It’s been a decade since passengers have died in the crash of an airliner carrying more than 100 people, and there hasn’t been a deadly crash of a plane with more than 10 seats since … 2009. Its a dramatic turnaround. From July 1994 to January 1997, an airliner crashed at least once every three months, killing a total of 805 people. … The federal government intervened, but not with sweeping laws or regulations. Instead, a series of seemingly mundane, incremental changes, many recommended by the industry itself and put in place at little cost, have gradually made the skies safer. … “[T]he things that had the biggest impact were base hits.” Bloomberg Businessweek, Jan 30-Feb 5, 2012 Yes, Flying is a Pain. But It’s Safer Than Ever.
It is great to find that innovation or produce that product that changes the whole industry (e.g. iPad). I’ve been fortunate to have been associated with businesses that have had these kind of successes (e.g., Motorola). But what keeps us going — allowing us to survive — between these home runs, is getting the job done and improving things incrementally every day.
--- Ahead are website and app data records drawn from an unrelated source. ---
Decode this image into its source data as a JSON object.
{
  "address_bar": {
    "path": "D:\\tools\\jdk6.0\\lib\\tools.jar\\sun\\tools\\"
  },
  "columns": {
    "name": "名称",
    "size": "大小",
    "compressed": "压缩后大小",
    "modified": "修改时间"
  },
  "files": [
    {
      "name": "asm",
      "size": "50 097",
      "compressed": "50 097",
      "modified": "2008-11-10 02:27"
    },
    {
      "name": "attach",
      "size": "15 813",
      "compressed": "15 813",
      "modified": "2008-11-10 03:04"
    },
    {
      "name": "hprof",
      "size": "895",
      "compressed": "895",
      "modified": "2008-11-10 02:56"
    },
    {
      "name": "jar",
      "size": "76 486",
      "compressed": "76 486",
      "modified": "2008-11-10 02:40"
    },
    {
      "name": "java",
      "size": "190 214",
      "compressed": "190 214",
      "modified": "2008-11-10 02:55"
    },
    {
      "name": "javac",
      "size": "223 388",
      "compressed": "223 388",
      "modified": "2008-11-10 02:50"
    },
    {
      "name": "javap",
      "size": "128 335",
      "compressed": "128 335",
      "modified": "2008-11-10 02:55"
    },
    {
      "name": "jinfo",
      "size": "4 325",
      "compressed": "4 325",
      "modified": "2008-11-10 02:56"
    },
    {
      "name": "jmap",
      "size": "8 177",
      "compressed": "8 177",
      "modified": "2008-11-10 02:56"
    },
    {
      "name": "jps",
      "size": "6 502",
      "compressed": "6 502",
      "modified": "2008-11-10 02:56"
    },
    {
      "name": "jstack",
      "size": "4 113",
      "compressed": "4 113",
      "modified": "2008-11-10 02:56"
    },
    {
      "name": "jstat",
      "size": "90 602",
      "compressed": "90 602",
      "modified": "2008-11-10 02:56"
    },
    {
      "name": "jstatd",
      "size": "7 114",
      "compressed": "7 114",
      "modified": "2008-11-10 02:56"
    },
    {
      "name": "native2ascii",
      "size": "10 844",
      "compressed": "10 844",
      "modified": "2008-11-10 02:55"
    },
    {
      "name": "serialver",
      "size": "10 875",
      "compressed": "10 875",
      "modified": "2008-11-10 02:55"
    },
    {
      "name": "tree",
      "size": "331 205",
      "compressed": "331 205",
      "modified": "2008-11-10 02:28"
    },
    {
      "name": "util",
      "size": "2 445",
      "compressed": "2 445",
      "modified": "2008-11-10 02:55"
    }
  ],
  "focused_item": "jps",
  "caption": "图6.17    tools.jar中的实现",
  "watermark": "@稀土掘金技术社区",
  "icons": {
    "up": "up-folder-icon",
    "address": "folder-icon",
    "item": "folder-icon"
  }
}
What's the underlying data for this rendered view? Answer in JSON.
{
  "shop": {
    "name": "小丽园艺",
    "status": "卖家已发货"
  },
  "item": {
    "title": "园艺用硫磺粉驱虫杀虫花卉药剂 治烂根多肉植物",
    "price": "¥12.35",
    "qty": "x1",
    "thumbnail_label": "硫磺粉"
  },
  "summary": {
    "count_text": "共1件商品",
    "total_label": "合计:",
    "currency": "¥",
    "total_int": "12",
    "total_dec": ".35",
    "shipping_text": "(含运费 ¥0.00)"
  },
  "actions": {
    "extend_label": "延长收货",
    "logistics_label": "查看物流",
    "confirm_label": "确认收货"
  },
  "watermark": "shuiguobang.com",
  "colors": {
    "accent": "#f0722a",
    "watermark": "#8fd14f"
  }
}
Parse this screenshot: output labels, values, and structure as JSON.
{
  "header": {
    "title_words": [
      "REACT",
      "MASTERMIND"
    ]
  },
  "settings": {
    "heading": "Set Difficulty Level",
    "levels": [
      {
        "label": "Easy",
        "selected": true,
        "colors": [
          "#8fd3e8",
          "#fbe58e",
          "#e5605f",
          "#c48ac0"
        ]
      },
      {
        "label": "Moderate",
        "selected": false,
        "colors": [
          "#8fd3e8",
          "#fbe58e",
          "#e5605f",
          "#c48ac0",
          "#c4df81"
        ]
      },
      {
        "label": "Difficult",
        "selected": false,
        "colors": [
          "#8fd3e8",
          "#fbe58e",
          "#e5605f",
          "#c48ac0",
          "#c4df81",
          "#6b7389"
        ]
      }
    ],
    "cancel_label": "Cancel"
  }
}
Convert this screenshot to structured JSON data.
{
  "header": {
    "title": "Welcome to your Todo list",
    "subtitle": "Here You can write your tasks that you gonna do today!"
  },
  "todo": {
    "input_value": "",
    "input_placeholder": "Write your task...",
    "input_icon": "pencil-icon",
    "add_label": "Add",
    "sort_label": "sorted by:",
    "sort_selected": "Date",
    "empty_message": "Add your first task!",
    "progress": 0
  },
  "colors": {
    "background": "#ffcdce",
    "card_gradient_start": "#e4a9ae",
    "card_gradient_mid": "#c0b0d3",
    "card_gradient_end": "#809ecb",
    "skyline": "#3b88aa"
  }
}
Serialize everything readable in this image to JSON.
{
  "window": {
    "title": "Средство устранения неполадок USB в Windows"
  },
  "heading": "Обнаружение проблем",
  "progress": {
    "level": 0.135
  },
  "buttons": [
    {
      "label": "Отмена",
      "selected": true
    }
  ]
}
A few percentage points improvement in productivity each year, for example, compounds into significant improvements that can readily keep us a step ahead of our competition (e.g., Toyota). Continuous small gradual improvements might not be as exciting as saving lives or creating the next killer product, but it keeps us in the game with the opportunity to hit one out of the ball park — at least on occasion.
Are your projects trying to change the world all at once or are some of them making continuous incremental improvements?